As Finance Minister Arun Jaitley said: "We are taking health protection to a new aspirational level." The systems and structures will be worked out. However, the direction for the future has been set.
In a society in which medical expenditure is often the biggest burden of poverty and the main source of impoverishment, this initiative is potentially transformative in its human impact. To be deterred by the scale would be to strip progress of humanity and ignore basic public obligation.
There are success stories to inspire. More than 1.1 billion Indians have a biometric identity under the Aadhar programme.
Over 300 million new bank accounts have been opened in three years. Rural roads are being constructed at 133km per day. Some 104 million Mudra micro credit loans of US$70 billion in three years - 76 per cent to women - have exceeded targets. About 200 million rural residents in 250,000 villages are connected to a broadband network. And, skills development centres have been set up in 600 districts of the country.
The Budget's agenda for inclusive development also addresses agrarian distress and employment. The farm sector is receiving unprecedented attention on credit, price assurance, insurance, infrastructure and farm to market links.
A combination of skills training, tax incentives, special schemes and soft credit to small-and medium-scale units and start-ups is helping address the seemingly intractable challenge of gainful employment for the 800 million youth in India.The government's bold schemes are not founded on reckless spending or baseless ambitions. Fiscal conservatism remains strong, and the deficit is on a downward curve. In 2017-18, it slipped slightly from its target - 3.3 per cent of GDP instead of 3 per cent, but this is due mainly to the transition to the goods and services tax. India is expected to be back on course this year.
The revenue base is also growing with the expansion of the formal sector of the economy and improved tax regime, coverage and compliance. As a result, growth rate of tax collection in relation to GDP growth has increased. This gives India the confidence and necessary support to finance growth and its transformative agenda.

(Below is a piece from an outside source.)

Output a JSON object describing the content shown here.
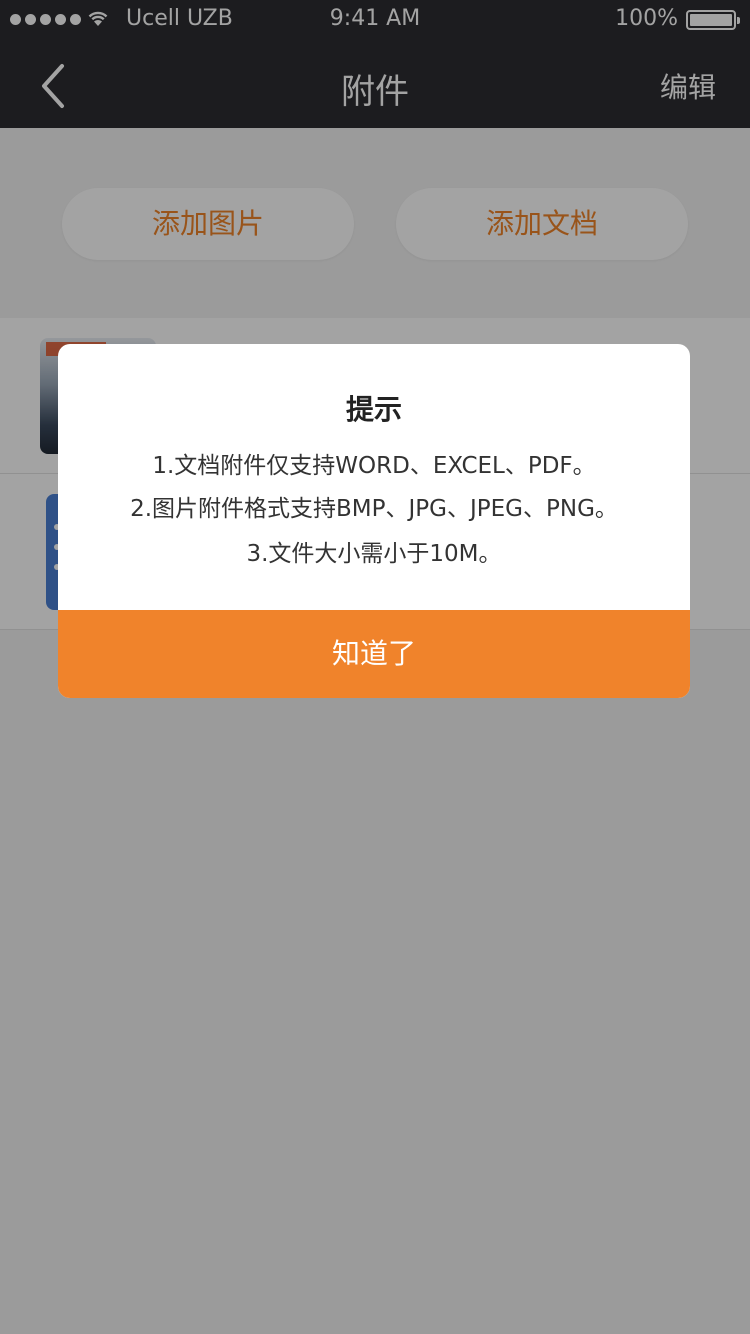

The extraordinary human focus of the Budget is not just a political, social and moral imperative. When the entire population moves forward in step, India will also reap the demographic dividends of 1.25 billion people and maintain high rates of growth in the long run. Above all, in an age of globalisation's discontent and disruptions, the Budget offers a path to the future: accelerating growth and remaining open to the world, while investing in human development and needs.
• The writer is India's High Commissioner to Singapore.
Correction note: An earlier version of this article said 2022 will be India's 125th year of independence. This is incorrect. It will be India's 75th year since independence.